In stage IA of the two-stage study at the cutoff time, the overall response rate (ORR) among 212 patients in the GA101 arm was 75.5%, including 22.2% who exhibited a complete response (CR). Moreover, the minimal residual disease (MRD)-negative rate among patients assessed in that area was 31.1% (41 of 132 patients) in peripheral blood and 17.0% (15 of 88 patients) in bone marrow.By contrast, the ORR among 106 patients in the chlorambucil monotherapy group was 30.2%, with no instances of CR. The MRD-negative rate was 0% for peripheral blood (80 patients) and bone marrow (30 patients).
Results for stage IA were reported after a median observation time of 14.5 months for the GA101 arm and 13.6 months for the chlorambucil-only group, and a data cutoff of July 11, 2012. In stage IB at cutoff, the same patients who took chlorambucil alone were compared with 230 patients who took rituximab plus chlorambucil. (Three enrolled patients were not treated). The observation times were six months longer than in state IA for the chlorambucil arm and eight months longer in the rituximab arm, with a data cutoff of August 10, 2012.
In the rituximab group at cutoff, the ORR was 65.9% among 217 patients, with a CR of 8.3%. The MRD-negative rate was 2.0% (3 of 150 patients) for peripheral blood and 2.8% (2 of 72 patients) for bone marrow.

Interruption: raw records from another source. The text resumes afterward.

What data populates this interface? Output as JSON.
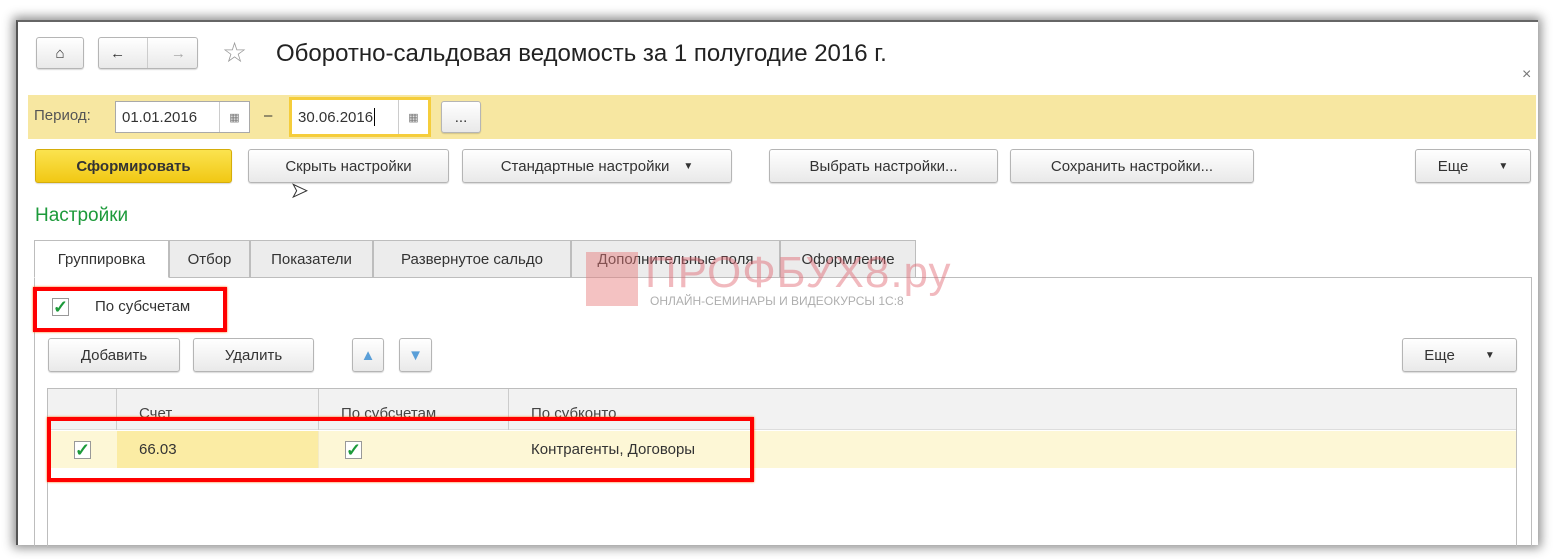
{
  "title": "Оборотно-сальдовая ведомость за 1 полугодие 2016 г.",
  "close": "×",
  "period": {
    "label": "Период:",
    "from": "01.01.2016",
    "to": "30.06.2016",
    "dash": "–",
    "more": "..."
  },
  "toolbar": {
    "generate": "Сформировать",
    "hide_settings": "Скрыть настройки",
    "standard_settings": "Стандартные настройки",
    "choose_settings": "Выбрать настройки...",
    "save_settings": "Сохранить настройки...",
    "more": "Еще"
  },
  "settings_heading": "Настройки",
  "tabs": [
    "Группировка",
    "Отбор",
    "Показатели",
    "Развернутое сальдо",
    "Дополнительные поля",
    "Оформление"
  ],
  "by_subaccounts": {
    "label": "По субсчетам",
    "checked": true
  },
  "grid_toolbar": {
    "add": "Добавить",
    "delete": "Удалить",
    "more": "Еще"
  },
  "table": {
    "columns": [
      "Счет",
      "По субсчетам",
      "По субконто"
    ],
    "rows": [
      {
        "checked": true,
        "account": "66.03",
        "by_subaccounts": true,
        "by_subconto": "Контрагенты, Договоры"
      }
    ]
  },
  "watermark": {
    "brand": "ПРОФБУХ8.ру",
    "tagline": "ОНЛАЙН-СЕМИНАРЫ И ВИДЕОКУРСЫ 1С:8"
  },
  "colors": {
    "accent_yellow": "#f7e7a1",
    "green": "#1c9a3a",
    "highlight": "#ff0000"
  }
}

By contrast, the response rate for 110 patients who took chlorambucil was 30.0%, with no MRD-negative patients.
In the area of PFS, patients who took the rituximab combination achieved an investigator-assessed median PFS of 15.7 months, versus 10.8 months for chlorambucil alone (HR = 0.32; 95% CI, 0.24-0.44; P <.0001).
In terms of safety, patients in the GA101 group did experience more adverse events (AEs) than those who took either chlorambucil alone or the rituximab combination. The rates of those exhibiting ≥3 AEs were 66.7% in the GA101 arm, compared with 41.4% in the chlorambucil-alone arm and 45.8% in the rituximab group. Overall, 19.6% of those in the GA101 arm discontinued treatment due to AEs, compared with 14.7% in the chlorambucilalone group and 13.8% in the rituximab group.
The rates were higher in the GA101 arm compared with chlorambucil alone and rituximab for neutropenia and thrombocytopenia. By contrast, the rates were higher in the chlorambucil-alone group compared with GA101 and rituximab for infection and anemia.
Notably, infusion-related reactions (IRRs) were evidenced in 21.3% of those in the GA101 group, compared with no IRRs in the chlorambucil-alone group and 4.0% in the rituximab arm, said Goede. “Virtually all of these IRRs occurred with the first infusion of GA101,” said Goede, adding that patients who are infused for the first time should be watched, but that even if an IRR occurs, he would consider readministering the drug the next day.